Records from a dataset:

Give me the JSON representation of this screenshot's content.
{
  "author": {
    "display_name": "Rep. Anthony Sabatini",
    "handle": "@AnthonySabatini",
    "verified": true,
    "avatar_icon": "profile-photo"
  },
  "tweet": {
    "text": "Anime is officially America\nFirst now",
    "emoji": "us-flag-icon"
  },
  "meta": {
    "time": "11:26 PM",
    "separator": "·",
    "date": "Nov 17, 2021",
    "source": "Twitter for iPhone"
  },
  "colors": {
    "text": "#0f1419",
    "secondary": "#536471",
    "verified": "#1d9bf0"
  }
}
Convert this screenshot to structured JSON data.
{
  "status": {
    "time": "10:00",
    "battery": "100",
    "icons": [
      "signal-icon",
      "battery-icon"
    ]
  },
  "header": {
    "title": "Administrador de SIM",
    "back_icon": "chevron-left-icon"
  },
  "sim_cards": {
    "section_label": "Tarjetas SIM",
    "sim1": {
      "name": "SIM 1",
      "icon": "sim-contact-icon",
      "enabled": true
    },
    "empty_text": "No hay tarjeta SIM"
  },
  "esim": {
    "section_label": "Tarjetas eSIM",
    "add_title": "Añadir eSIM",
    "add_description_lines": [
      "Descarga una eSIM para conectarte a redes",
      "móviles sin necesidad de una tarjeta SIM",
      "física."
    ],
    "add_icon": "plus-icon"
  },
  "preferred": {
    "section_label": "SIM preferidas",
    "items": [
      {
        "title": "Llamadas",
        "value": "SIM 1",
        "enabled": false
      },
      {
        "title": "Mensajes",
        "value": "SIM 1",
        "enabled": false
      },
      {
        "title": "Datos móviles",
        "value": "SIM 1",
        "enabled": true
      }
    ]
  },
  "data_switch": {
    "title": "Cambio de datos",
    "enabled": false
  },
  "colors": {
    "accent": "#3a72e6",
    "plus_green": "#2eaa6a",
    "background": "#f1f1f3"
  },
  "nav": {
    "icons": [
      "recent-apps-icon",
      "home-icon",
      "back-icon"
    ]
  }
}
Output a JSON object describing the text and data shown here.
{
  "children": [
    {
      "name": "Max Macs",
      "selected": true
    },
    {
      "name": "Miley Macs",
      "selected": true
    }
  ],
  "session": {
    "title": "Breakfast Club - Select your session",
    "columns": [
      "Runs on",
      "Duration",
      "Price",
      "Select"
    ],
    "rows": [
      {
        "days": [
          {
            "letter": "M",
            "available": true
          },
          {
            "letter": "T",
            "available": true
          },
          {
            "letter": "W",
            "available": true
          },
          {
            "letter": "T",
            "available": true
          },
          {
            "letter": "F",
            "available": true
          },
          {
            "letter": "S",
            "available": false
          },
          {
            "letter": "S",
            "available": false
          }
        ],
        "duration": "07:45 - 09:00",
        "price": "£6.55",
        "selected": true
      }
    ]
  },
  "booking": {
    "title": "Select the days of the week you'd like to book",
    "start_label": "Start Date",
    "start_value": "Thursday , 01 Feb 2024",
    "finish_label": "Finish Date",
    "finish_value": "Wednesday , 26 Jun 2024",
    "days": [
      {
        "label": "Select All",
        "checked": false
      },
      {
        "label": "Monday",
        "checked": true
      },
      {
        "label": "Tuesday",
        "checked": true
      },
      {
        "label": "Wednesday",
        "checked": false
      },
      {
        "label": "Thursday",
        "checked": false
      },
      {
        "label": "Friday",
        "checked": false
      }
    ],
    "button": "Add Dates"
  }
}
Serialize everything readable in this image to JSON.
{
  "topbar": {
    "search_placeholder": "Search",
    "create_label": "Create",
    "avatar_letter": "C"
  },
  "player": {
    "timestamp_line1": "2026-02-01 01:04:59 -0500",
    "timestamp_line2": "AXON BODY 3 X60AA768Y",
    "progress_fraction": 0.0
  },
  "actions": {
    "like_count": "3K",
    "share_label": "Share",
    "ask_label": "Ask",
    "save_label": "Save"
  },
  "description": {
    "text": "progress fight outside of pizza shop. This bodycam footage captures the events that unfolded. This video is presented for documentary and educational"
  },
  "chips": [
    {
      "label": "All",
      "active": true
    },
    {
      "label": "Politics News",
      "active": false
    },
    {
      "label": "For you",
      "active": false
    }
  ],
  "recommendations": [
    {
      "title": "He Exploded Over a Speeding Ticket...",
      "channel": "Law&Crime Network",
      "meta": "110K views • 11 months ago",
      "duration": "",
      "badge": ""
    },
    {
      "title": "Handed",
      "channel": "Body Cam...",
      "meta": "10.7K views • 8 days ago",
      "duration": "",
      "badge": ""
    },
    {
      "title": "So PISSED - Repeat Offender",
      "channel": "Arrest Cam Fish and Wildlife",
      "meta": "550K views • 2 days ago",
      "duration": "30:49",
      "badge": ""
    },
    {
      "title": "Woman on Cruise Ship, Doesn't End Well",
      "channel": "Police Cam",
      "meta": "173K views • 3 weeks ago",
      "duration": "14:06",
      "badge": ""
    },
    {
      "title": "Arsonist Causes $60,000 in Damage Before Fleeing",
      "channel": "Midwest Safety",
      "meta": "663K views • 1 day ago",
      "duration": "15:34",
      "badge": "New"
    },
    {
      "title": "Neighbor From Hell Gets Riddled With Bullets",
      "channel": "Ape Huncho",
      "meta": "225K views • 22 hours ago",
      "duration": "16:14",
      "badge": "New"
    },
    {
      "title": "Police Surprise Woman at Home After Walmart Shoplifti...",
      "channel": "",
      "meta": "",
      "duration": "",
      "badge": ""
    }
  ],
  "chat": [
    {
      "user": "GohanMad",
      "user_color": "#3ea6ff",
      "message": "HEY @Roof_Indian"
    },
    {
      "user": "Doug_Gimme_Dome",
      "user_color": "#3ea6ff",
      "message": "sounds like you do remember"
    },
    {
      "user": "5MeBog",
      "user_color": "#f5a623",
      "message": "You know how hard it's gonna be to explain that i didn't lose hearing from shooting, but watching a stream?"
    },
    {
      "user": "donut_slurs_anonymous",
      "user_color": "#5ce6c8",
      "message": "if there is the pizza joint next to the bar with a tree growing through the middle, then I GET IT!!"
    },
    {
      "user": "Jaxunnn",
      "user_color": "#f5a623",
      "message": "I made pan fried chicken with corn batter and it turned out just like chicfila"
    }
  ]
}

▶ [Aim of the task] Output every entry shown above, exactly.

▶ [Response to the task]
Give me the JSON representation of this screenshot's content.
{
  "author": {
    "display_name": "Rep. Anthony Sabatini",
    "handle": "@AnthonySabatini",
    "verified": true,
    "avatar_icon": "profile-photo"
  },
  "tweet": {
    "text": "Anime is officially America\nFirst now",
    "emoji": "us-flag-icon"
  },
  "meta": {
    "time": "11:26 PM",
    "separator": "·",
    "date": "Nov 17, 2021",
    "source": "Twitter for iPhone"
  },
  "colors": {
    "text": "#0f1419",
    "secondary": "#536471",
    "verified": "#1d9bf0"
  }
}
Convert this screenshot to structured JSON data.
{
  "status": {
    "time": "10:00",
    "battery": "100",
    "icons": [
      "signal-icon",
      "battery-icon"
    ]
  },
  "header": {
    "title": "Administrador de SIM",
    "back_icon": "chevron-left-icon"
  },
  "sim_cards": {
    "section_label": "Tarjetas SIM",
    "sim1": {
      "name": "SIM 1",
      "icon": "sim-contact-icon",
      "enabled": true
    },
    "empty_text": "No hay tarjeta SIM"
  },
  "esim": {
    "section_label": "Tarjetas eSIM",
    "add_title": "Añadir eSIM",
    "add_description_lines": [
      "Descarga una eSIM para conectarte a redes",
      "móviles sin necesidad de una tarjeta SIM",
      "física."
    ],
    "add_icon": "plus-icon"
  },
  "preferred": {
    "section_label": "SIM preferidas",
    "items": [
      {
        "title": "Llamadas",
        "value": "SIM 1",
        "enabled": false
      },
      {
        "title": "Mensajes",
        "value": "SIM 1",
        "enabled": false
      },
      {
        "title": "Datos móviles",
        "value": "SIM 1",
        "enabled": true
      }
    ]
  },
  "data_switch": {
    "title": "Cambio de datos",
    "enabled": false
  },
  "colors": {
    "accent": "#3a72e6",
    "plus_green": "#2eaa6a",
    "background": "#f1f1f3"
  },
  "nav": {
    "icons": [
      "recent-apps-icon",
      "home-icon",
      "back-icon"
    ]
  }
}
Output a JSON object describing the text and data shown here.
{
  "children": [
    {
      "name": "Max Macs",
      "selected": true
    },
    {
      "name": "Miley Macs",
      "selected": true
    }
  ],
  "session": {
    "title": "Breakfast Club - Select your session",
    "columns": [
      "Runs on",
      "Duration",
      "Price",
      "Select"
    ],
    "rows": [
      {
        "days": [
          {
            "letter": "M",
            "available": true
          },
          {
            "letter": "T",
            "available": true
          },
          {
            "letter": "W",
            "available": true
          },
          {
            "letter": "T",
            "available": true
          },
          {
            "letter": "F",
            "available": true
          },
          {
            "letter": "S",
            "available": false
          },
          {
            "letter": "S",
            "available": false
          }
        ],
        "duration": "07:45 - 09:00",
        "price": "£6.55",
        "selected": true
      }
    ]
  },
  "booking": {
    "title": "Select the days of the week you'd like to book",
    "start_label": "Start Date",
    "start_value": "Thursday , 01 Feb 2024",
    "finish_label": "Finish Date",
    "finish_value": "Wednesday , 26 Jun 2024",
    "days": [
      {
        "label": "Select All",
        "checked": false
      },
      {
        "label": "Monday",
        "checked": true
      },
      {
        "label": "Tuesday",
        "checked": true
      },
      {
        "label": "Wednesday",
        "checked": false
      },
      {
        "label": "Thursday",
        "checked": false
      },
      {
        "label": "Friday",
        "checked": false
      }
    ],
    "button": "Add Dates"
  }
}
Serialize everything readable in this image to JSON.
{
  "topbar": {
    "search_placeholder": "Search",
    "create_label": "Create",
    "avatar_letter": "C"
  },
  "player": {
    "timestamp_line1": "2026-02-01 01:04:59 -0500",
    "timestamp_line2": "AXON BODY 3 X60AA768Y",
    "progress_fraction": 0.0
  },
  "actions": {
    "like_count": "3K",
    "share_label": "Share",
    "ask_label": "Ask",
    "save_label": "Save"
  },
  "description": {
    "text": "progress fight outside of pizza shop. This bodycam footage captures the events that unfolded. This video is presented for documentary and educational"
  },
  "chips": [
    {
      "label": "All",
      "active": true
    },
    {
      "label": "Politics News",
      "active": false
    },
    {
      "label": "For you",
      "active": false
    }
  ],
  "recommendations": [
    {
      "title": "He Exploded Over a Speeding Ticket...",
      "channel": "Law&Crime Network",
      "meta": "110K views • 11 months ago",
      "duration": "",
      "badge": ""
    },
    {
      "title": "Handed",
      "channel": "Body Cam...",
      "meta": "10.7K views • 8 days ago",
      "duration": "",
      "badge": ""
    },
    {
      "title": "So PISSED - Repeat Offender",
      "channel": "Arrest Cam Fish and Wildlife",
      "meta": "550K views • 2 days ago",
      "duration": "30:49",
      "badge": ""
    },
    {
      "title": "Woman on Cruise Ship, Doesn't End Well",
      "channel": "Police Cam",
      "meta": "173K views • 3 weeks ago",
      "duration": "14:06",
      "badge": ""
    },
    {
      "title": "Arsonist Causes $60,000 in Damage Before Fleeing",
      "channel": "Midwest Safety",
      "meta": "663K views • 1 day ago",
      "duration": "15:34",
      "badge": "New"
    },
    {
      "title": "Neighbor From Hell Gets Riddled With Bullets",
      "channel": "Ape Huncho",
      "meta": "225K views • 22 hours ago",
      "duration": "16:14",
      "badge": "New"
    },
    {
      "title": "Police Surprise Woman at Home After Walmart Shoplifti...",
      "channel": "",
      "meta": "",
      "duration": "",
      "badge": ""
    }
  ],
  "chat": [
    {
      "user": "GohanMad",
      "user_color": "#3ea6ff",
      "message": "HEY @Roof_Indian"
    },
    {
      "user": "Doug_Gimme_Dome",
      "user_color": "#3ea6ff",
      "message": "sounds like you do remember"
    },
    {
      "user": "5MeBog",
      "user_color": "#f5a623",
      "message": "You know how hard it's gonna be to explain that i didn't lose hearing from shooting, but watching a stream?"
    },
    {
      "user": "donut_slurs_anonymous",
      "user_color": "#5ce6c8",
      "message": "if there is the pizza joint next to the bar with a tree growing through the middle, then I GET IT!!"
    },
    {
      "user": "Jaxunnn",
      "user_color": "#f5a623",
      "message": "I made pan fried chicken with corn batter and it turned out just like chicfila"
    }
  ]
}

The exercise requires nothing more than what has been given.